§ Work task
At the line containing "Decode this image", begin setting down the entries exactly, and stop only after the last line.

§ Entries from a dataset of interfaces
※ ※ ※

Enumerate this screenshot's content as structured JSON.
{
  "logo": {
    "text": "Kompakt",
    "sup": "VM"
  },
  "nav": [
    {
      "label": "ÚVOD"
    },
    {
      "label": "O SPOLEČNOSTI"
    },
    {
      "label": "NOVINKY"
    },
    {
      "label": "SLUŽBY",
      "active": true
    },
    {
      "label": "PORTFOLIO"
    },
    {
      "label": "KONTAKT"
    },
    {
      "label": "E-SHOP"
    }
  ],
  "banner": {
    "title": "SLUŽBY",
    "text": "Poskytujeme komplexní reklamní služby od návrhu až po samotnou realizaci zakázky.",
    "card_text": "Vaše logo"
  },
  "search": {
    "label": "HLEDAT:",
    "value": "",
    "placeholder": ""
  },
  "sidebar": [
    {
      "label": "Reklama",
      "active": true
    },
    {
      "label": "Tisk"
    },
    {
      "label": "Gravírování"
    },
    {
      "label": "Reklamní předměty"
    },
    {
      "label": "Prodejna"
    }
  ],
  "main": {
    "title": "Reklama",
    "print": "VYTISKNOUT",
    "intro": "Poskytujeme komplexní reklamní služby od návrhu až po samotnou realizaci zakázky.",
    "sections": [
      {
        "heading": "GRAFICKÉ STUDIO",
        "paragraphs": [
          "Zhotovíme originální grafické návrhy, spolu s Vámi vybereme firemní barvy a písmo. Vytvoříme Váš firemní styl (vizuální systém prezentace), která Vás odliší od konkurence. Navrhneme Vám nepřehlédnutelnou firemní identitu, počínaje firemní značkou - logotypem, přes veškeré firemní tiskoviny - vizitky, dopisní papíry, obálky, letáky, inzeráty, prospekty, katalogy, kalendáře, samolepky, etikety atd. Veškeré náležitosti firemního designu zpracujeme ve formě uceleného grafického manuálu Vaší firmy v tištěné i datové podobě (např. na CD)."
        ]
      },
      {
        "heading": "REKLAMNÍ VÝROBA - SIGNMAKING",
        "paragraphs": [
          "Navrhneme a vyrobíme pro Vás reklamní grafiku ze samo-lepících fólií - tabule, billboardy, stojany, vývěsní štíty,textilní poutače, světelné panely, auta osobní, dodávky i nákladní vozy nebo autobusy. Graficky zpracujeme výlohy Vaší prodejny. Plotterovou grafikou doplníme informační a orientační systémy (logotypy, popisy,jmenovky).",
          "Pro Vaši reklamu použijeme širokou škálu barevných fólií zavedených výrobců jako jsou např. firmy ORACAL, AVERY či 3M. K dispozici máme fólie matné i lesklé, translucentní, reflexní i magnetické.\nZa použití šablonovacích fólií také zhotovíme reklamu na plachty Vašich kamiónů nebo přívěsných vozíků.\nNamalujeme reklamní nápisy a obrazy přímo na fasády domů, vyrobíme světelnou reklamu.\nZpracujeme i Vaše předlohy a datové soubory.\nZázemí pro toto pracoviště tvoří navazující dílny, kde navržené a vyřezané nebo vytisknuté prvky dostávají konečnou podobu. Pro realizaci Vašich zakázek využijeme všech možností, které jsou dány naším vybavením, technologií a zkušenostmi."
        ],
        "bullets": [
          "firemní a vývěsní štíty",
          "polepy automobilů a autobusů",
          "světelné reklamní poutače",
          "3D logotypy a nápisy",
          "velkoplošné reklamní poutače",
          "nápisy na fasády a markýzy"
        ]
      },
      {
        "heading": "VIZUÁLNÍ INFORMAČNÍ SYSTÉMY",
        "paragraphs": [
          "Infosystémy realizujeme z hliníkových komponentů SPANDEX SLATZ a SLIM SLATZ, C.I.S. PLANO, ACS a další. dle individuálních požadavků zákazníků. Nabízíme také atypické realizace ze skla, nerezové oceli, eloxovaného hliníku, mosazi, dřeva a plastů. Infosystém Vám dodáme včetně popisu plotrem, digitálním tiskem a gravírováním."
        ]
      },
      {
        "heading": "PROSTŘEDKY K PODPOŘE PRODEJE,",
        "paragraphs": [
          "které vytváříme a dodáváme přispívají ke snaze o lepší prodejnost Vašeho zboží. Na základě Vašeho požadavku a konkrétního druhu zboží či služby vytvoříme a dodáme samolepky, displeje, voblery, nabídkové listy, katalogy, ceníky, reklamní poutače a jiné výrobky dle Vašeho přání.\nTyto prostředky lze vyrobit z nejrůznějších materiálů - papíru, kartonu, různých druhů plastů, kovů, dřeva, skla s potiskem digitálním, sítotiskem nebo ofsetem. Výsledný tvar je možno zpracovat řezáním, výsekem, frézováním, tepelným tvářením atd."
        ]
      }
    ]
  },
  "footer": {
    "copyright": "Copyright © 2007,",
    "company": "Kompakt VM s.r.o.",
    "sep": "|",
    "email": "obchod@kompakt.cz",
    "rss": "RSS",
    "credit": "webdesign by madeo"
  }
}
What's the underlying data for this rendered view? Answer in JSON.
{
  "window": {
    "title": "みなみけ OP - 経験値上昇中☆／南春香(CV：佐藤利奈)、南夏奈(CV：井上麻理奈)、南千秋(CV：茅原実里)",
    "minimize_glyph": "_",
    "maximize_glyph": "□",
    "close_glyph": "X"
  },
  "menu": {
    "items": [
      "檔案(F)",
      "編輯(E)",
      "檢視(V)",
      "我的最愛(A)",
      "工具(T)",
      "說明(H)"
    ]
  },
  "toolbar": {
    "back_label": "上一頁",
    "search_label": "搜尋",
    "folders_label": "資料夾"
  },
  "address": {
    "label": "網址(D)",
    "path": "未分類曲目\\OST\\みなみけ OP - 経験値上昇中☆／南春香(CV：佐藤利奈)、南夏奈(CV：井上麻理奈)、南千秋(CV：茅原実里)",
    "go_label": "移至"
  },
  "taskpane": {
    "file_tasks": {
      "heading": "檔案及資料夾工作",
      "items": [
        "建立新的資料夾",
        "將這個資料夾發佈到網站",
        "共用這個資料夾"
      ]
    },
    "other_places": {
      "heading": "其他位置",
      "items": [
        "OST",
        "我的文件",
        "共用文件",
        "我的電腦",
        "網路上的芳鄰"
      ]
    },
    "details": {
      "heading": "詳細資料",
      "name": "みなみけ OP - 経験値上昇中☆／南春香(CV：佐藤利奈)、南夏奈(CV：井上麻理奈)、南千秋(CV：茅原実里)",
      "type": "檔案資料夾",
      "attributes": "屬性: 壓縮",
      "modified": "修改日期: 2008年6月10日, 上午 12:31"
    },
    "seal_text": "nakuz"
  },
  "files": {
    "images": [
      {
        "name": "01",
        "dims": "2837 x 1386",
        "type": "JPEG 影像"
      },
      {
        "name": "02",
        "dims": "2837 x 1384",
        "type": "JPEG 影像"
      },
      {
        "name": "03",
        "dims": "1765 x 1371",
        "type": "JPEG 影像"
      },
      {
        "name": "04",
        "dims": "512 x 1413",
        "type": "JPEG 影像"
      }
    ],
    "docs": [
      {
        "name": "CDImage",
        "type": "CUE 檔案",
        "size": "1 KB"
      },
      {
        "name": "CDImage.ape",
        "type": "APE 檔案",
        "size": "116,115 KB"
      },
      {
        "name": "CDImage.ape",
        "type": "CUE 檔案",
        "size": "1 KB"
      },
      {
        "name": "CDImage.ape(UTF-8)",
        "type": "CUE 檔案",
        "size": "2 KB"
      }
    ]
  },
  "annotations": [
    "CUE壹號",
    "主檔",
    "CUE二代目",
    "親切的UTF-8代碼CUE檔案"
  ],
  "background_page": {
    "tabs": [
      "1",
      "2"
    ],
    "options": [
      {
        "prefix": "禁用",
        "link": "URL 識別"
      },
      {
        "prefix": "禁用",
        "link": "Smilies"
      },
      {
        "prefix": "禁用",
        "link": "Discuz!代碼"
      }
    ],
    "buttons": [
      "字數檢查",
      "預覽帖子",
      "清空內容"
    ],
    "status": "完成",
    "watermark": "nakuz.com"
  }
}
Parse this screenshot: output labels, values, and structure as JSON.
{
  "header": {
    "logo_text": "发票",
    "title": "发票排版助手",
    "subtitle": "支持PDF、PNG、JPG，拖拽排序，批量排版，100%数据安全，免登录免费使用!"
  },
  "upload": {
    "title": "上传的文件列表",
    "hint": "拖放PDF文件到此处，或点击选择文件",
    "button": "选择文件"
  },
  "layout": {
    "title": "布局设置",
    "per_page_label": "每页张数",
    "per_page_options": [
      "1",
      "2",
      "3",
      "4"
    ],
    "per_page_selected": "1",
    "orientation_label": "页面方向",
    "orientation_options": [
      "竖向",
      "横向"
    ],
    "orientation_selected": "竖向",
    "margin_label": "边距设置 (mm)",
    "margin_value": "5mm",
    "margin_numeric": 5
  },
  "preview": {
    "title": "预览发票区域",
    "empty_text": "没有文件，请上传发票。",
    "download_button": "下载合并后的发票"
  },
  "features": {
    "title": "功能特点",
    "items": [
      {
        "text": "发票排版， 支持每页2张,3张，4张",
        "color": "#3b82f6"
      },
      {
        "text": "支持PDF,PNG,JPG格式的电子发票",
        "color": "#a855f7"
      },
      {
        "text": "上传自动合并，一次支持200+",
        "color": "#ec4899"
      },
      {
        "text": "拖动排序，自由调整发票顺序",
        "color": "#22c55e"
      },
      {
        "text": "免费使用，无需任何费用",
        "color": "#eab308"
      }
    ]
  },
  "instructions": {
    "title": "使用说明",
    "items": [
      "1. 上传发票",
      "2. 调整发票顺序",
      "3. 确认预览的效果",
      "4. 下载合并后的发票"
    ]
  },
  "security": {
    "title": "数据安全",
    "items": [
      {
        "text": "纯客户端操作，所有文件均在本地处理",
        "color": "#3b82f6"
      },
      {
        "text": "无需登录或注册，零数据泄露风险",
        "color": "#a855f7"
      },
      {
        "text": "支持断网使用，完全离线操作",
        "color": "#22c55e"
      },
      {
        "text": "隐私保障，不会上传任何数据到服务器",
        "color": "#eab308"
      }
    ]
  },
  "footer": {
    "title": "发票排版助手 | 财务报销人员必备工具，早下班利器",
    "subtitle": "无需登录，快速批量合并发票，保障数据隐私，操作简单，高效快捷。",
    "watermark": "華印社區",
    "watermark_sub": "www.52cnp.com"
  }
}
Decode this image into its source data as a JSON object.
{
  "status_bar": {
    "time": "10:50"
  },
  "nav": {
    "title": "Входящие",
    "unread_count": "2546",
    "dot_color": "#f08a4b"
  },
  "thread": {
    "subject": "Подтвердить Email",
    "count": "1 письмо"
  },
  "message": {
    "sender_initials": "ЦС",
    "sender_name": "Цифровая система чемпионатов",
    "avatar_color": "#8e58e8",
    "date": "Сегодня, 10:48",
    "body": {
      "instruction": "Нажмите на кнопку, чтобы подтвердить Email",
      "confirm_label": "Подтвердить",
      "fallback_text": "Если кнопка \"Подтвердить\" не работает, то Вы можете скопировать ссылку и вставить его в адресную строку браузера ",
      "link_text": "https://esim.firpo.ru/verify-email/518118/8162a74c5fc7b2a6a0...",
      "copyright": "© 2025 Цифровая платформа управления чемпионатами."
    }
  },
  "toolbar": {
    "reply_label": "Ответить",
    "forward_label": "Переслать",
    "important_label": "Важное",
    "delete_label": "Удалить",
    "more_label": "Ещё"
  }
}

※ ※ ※

§ Task result
Decode this image into its source data as a JSON object.
{
  "status_bar": {
    "time": "10:50"
  },
  "nav": {
    "title": "Входящие",
    "unread_count": "2546",
    "dot_color": "#f08a4b"
  },
  "thread": {
    "subject": "Подтвердить Email",
    "count": "1 письмо"
  },
  "message": {
    "sender_initials": "ЦС",
    "sender_name": "Цифровая система чемпионатов",
    "avatar_color": "#8e58e8",
    "date": "Сегодня, 10:48",
    "body": {
      "instruction": "Нажмите на кнопку, чтобы подтвердить Email",
      "confirm_label": "Подтвердить",
      "fallback_text": "Если кнопка \"Подтвердить\" не работает, то Вы можете скопировать ссылку и вставить его в адресную строку браузера ",
      "link_text": "https://esim.firpo.ru/verify-email/518118/8162a74c5fc7b2a6a0...",
      "copyright": "© 2025 Цифровая платформа управления чемпионатами."
    }
  },
  "toolbar": {
    "reply_label": "Ответить",
    "forward_label": "Переслать",
    "important_label": "Важное",
    "delete_label": "Удалить",
    "more_label": "Ещё"
  }
}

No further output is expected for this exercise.